Task statement: Exact copies of all the records are to be output.

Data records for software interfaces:
****************

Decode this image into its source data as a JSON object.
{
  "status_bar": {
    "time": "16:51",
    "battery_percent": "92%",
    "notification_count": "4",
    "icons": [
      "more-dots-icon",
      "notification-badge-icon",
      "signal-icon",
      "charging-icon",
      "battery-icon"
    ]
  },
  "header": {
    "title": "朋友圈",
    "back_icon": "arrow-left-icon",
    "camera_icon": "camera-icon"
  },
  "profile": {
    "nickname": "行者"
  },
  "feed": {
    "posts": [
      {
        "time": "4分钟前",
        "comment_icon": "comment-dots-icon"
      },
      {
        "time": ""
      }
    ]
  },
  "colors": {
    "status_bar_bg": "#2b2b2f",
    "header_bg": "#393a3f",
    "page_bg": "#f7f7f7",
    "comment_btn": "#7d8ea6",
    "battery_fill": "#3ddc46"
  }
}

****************

Answer below:
Decode this image into its source data as a JSON object.
{
  "status_bar": {
    "time": "16:51",
    "battery_percent": "92%",
    "notification_count": "4",
    "icons": [
      "more-dots-icon",
      "notification-badge-icon",
      "signal-icon",
      "charging-icon",
      "battery-icon"
    ]
  },
  "header": {
    "title": "朋友圈",
    "back_icon": "arrow-left-icon",
    "camera_icon": "camera-icon"
  },
  "profile": {
    "nickname": "行者"
  },
  "feed": {
    "posts": [
      {
        "time": "4分钟前",
        "comment_icon": "comment-dots-icon"
      },
      {
        "time": ""
      }
    ]
  },
  "colors": {
    "status_bar_bg": "#2b2b2f",
    "header_bg": "#393a3f",
    "page_bg": "#f7f7f7",
    "comment_btn": "#7d8ea6",
    "battery_fill": "#3ddc46"
  }
}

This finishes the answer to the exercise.